The dad and step mother of one of my very good friends have a house on the southern end of Hong Kong island and had invited us to stay when we passed through. Unfortunately, partly due to our being unfamiliar with the geography and partly due to the distance, it took us a good 4 hours to make our way to the other end of the city. 2 busses, one train, and a cab ride later we arrived at the amazing house overlooking the sea and cliffs of southern Hong Kong.
No time to linger though and the next day we had to make our back up. More familiar with the Octopus transportation system (the HK municipal transportation system) though this time around, it was much easier for us to head back to the border. So after a stop off in Central, the financial center of the city, by mid-afternoon we were back in Shenzhen.
Gambling and Sightseeing, Check! Next, Fundraising

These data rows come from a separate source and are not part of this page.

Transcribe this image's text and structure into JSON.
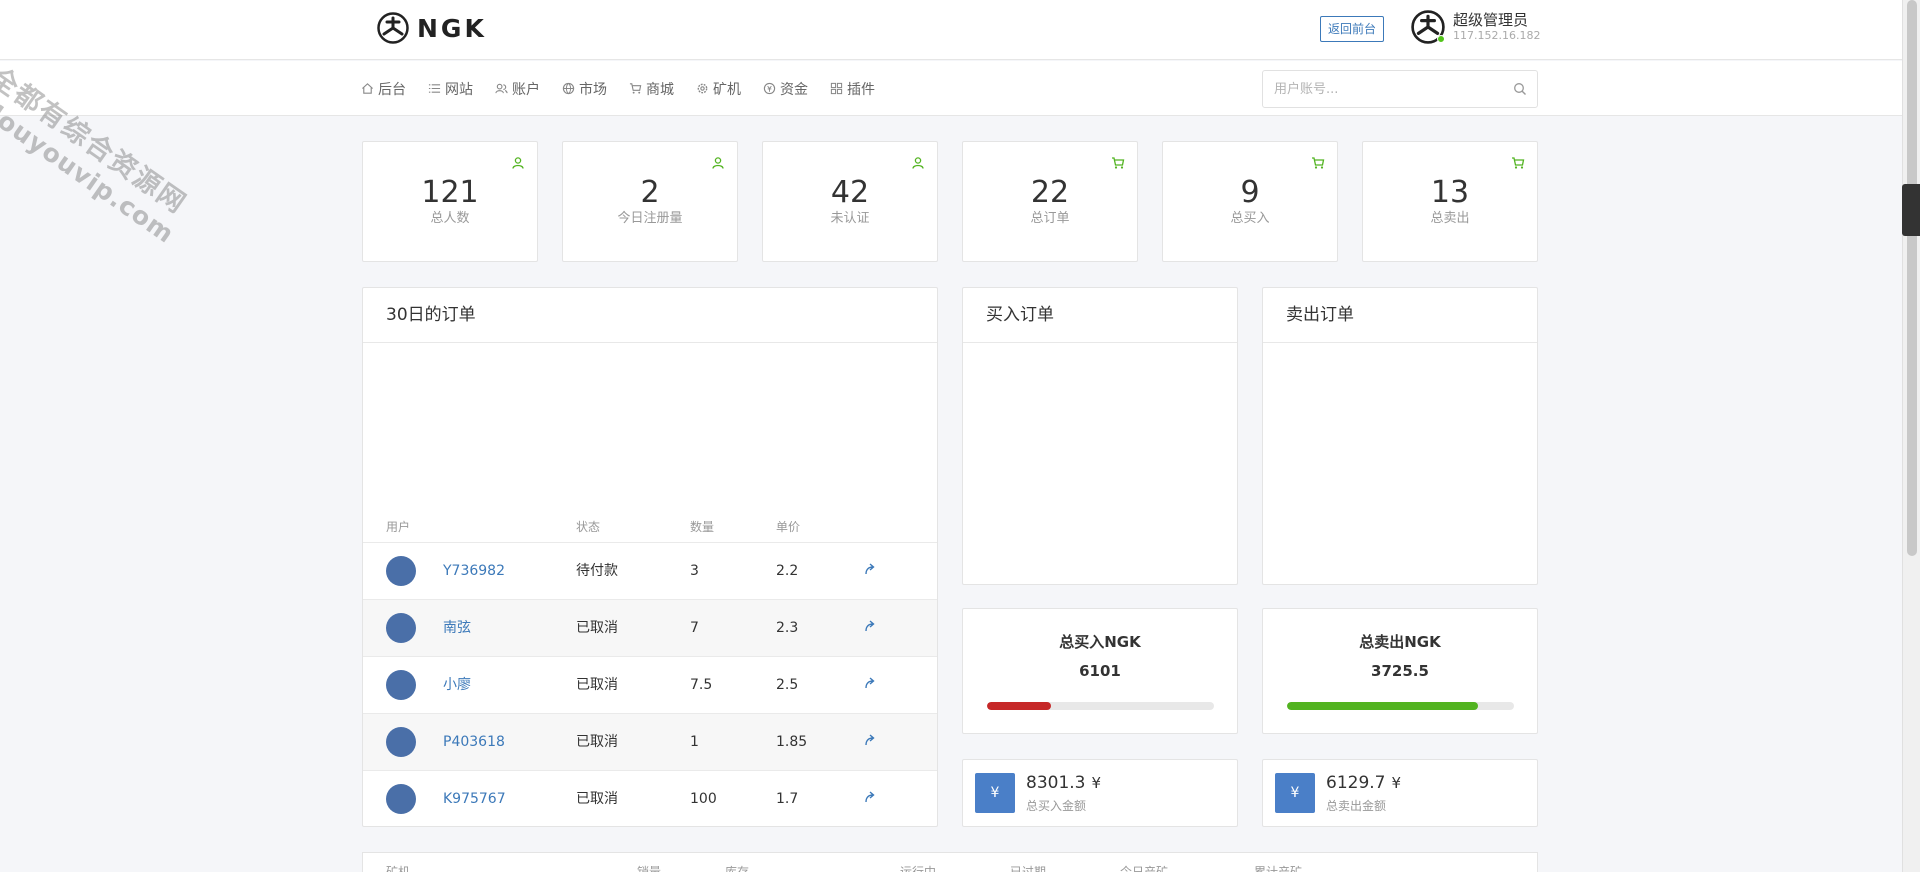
{
  "header": {
    "brand": "NGK",
    "front_button": "返回前台",
    "admin_name": "超级管理员",
    "admin_ip": "117.152.16.182"
  },
  "nav": [
    {
      "label": "后台",
      "icon": "home-icon"
    },
    {
      "label": "网站",
      "icon": "list-icon"
    },
    {
      "label": "账户",
      "icon": "users-icon"
    },
    {
      "label": "市场",
      "icon": "globe-icon"
    },
    {
      "label": "商城",
      "icon": "cart-icon"
    },
    {
      "label": "矿机",
      "icon": "gear-icon"
    },
    {
      "label": "资金",
      "icon": "coin-icon"
    },
    {
      "label": "插件",
      "icon": "grid-icon"
    }
  ],
  "search": {
    "placeholder": "用户账号..."
  },
  "stats": [
    {
      "value": "121",
      "label": "总人数",
      "icon": "user-icon"
    },
    {
      "value": "2",
      "label": "今日注册量",
      "icon": "user-icon"
    },
    {
      "value": "42",
      "label": "未认证",
      "icon": "user-icon"
    },
    {
      "value": "22",
      "label": "总订单",
      "icon": "cart-icon"
    },
    {
      "value": "9",
      "label": "总买入",
      "icon": "cart-icon"
    },
    {
      "value": "13",
      "label": "总卖出",
      "icon": "cart-icon"
    }
  ],
  "orders_panel": {
    "title": "30日的订单",
    "columns": [
      "用户",
      "状态",
      "数量",
      "单价"
    ],
    "rows": [
      {
        "user": "Y736982",
        "status": "待付款",
        "qty": "3",
        "price": "2.2"
      },
      {
        "user": "南弦",
        "status": "已取消",
        "qty": "7",
        "price": "2.3"
      },
      {
        "user": "小廖",
        "status": "已取消",
        "qty": "7.5",
        "price": "2.5"
      },
      {
        "user": "P403618",
        "status": "已取消",
        "qty": "1",
        "price": "1.85"
      },
      {
        "user": "K975767",
        "status": "已取消",
        "qty": "100",
        "price": "1.7"
      }
    ]
  },
  "buy_panel": {
    "title": "买入订单"
  },
  "sell_panel": {
    "title": "卖出订单"
  },
  "totals": {
    "buy": {
      "title": "总买入NGK",
      "value": "6101",
      "progress": 0.28,
      "color": "#c62828"
    },
    "sell": {
      "title": "总卖出NGK",
      "value": "3725.5",
      "progress": 0.84,
      "color": "#52b320"
    }
  },
  "amounts": {
    "buy": {
      "symbol": "¥",
      "value": "8301.3",
      "currency": "¥",
      "label": "总买入金额"
    },
    "sell": {
      "symbol": "¥",
      "value": "6129.7",
      "currency": "¥",
      "label": "总卖出金额"
    }
  },
  "bottom_table": {
    "columns": [
      "矿机",
      "销量",
      "库存",
      "运行中",
      "已过期",
      "今日产矿",
      "累计产矿"
    ]
  },
  "watermark": {
    "line1": "全都有综合资源网",
    "line2": "douyouvip.com"
  }
}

After checking out of our little closet of a hotel near the HK border we drove to the outskirts of the city to a luxury hotel where Free Lunch for Children would be hosting a celebrity golf tournament the next day. The hotel and charity had invited us to come participate if we could make it. Though we weren’t worth much on the golf course, there would be an evening event with all the participants where they would be presenting awards for the tournament and they wanted us to present one of the awards.
It was a pretty cool event. The celebrities were split into three teams, HK, Taiwan, and Mainland celebrities. There was a whole red carpet entrance organized for the dinner and we were announced as one of the special guests, walking down the carpet and signing the big background banner. There were speakers talking about the charity, and an auction with the proceeds going to support the charity. We had our brief moment on stage presenting the award for longest drive (to go along with our distance record attempt).
Overall a cool experience. Nice to take a day off in a nice hotel while we waited for the event in the evening. Being part of this formal event along with the charity was fun too and nice to see Free Lunch really being effective in what they are trying to do, bringing more attention for their cause and raising a good amount of money for the schools.
Hectic few days around the south without much forward progress in terms of kilometers covered. That was going to change though, with less than 10 provinces left to go now but winter fast approaching in the north. Next stop, Fujian Province!